COPE is doing a good job of rendering itself irrelevant
This week, the Georgia Straight published a fair and balanced article by Carlito Pablo highlighting divisions within the left-wing Coalition of Progressive Electors.
I would have thought that the key point—that internal chair Tim Louis has relied the support of two controversial left-wing groups—would have delighted Louis's critics.
But no. This is COPE, the party that can't resist fighting internal battles to the point of becoming irrelevant.
Instead of hearing any praise from the COPE activists for reporting on a topic that has been kept in the dark for too long, all the Straight received was condemnation.
Because Pablo quoted COPE corresponding secretary Kim Hearty accurately.
Here's part of what activist Ivan Drury wrote in an unpublished comment on the Straight site:
I think the way the Straight quotes Kim Hearty here is designed to be humiliating, in a specifically age and gender putting-in-place kind of way. If she was an old white guy who a journalist wanted to similarly humiliate they could write "(pause)" or "umm". But to invalidate Kim Hearty's voice this article includes her thinking-speech patterns as: "like". In my opinion this is hostile journalism that specifically fingers her voice as a young woman as invalid. I think the Straight should edit this out of the article.
Another of Louis's critics, his former ally Stuart Parker, left an angry message on my answering machine accusing Pablo of sexism.
I called Pablo to ask him about this. He responded that Hearty said "like" several times in the interview. What was he supposed to do?

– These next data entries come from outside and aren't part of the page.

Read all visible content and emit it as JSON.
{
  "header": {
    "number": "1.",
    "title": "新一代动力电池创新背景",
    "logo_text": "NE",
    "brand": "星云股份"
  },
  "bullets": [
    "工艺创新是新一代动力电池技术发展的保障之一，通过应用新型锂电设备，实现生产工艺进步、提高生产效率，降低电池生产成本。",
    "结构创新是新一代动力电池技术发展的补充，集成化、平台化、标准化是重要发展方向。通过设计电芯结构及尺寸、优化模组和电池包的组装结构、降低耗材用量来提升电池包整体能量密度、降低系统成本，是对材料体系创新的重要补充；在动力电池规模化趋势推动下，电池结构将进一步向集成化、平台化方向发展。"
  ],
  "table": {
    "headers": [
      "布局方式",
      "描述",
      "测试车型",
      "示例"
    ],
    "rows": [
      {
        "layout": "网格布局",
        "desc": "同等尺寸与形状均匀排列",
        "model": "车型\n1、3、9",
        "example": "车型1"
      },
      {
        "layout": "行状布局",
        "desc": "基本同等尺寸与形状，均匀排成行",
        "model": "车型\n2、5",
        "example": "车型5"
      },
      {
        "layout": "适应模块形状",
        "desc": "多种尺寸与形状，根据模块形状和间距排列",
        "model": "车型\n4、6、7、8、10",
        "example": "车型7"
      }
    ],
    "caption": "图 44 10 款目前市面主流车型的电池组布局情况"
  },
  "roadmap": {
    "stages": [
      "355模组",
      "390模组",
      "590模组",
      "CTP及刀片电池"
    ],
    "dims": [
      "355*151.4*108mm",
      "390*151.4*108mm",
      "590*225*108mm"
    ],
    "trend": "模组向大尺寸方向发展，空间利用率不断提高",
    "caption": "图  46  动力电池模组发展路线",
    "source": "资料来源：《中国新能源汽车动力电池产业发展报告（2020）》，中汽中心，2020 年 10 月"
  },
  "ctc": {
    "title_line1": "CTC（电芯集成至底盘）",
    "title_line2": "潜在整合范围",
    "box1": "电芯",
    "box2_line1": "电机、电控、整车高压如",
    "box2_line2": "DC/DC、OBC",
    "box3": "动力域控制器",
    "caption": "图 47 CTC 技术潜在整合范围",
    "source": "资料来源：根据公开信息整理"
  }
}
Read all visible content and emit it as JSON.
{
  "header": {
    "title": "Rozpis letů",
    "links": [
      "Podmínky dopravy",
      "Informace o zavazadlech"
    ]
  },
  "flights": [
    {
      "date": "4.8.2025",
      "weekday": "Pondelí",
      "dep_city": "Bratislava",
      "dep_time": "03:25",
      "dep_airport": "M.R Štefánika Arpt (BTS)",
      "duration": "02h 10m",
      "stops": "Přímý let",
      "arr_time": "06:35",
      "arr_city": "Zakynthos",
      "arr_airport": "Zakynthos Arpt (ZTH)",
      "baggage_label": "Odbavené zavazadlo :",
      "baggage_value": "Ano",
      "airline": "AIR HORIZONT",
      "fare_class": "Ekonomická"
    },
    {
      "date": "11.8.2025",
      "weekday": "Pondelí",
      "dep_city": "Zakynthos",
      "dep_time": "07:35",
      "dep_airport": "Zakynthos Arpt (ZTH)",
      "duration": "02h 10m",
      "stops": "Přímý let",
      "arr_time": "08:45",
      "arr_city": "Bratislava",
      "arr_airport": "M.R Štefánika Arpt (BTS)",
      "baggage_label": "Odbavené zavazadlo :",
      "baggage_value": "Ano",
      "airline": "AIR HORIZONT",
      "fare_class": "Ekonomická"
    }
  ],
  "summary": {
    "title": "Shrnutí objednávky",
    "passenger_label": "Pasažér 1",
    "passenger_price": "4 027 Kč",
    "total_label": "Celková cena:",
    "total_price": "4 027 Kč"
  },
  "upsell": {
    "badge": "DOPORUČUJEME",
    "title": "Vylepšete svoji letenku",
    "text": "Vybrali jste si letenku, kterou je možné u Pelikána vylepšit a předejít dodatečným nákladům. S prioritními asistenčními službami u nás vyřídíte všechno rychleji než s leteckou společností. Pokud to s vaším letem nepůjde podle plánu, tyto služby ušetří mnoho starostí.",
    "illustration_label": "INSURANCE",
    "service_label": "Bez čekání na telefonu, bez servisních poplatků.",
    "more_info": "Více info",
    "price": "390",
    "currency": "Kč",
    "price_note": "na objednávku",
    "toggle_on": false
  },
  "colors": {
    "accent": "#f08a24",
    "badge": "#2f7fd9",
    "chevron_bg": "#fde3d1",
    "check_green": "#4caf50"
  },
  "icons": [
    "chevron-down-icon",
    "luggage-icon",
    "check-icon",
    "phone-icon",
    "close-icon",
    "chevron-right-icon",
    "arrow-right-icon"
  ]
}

I spoke to our senior editor, Martin Dunphy, who handled the article. He pointed out that our paper routinely quotes young actors using the word "like" when they're pausing in the midst of a sentence.
He surrounds this use of "like" with commas to distinguish it from the conventional use of the word.
Dunphy told me that Hearty actually used three "likes" in one sentence, rendering her comment unintelligible. So he suggested to Pablo that he include an ellipsis to remove one of them so readers could comprehend what she was saying.
I could comment on Louis's decision to rely on members of Fire This Time for Social Justice and Mobilization Against War and Occupation.
But the criticism of Parker, Drury, and others requires a response because some people are tweeting about it without having the foggiest notion of media law.
There was no attempt to humiliate Hearty. Nobody here has it out for her.
There was an attempt to ensure that everyone was quoted accurately on the slim chance that this article ever ended up before the courts.
We in the media are quite used to being disliked for doing our jobs.
In this instance, I would argue that Dunphy and Pablo both acted with exceptional professionalism and integrity.
And if people don't want to be quoted in newspapers using the word "like" too often, there's an easy solution: banish it from their vocabulary.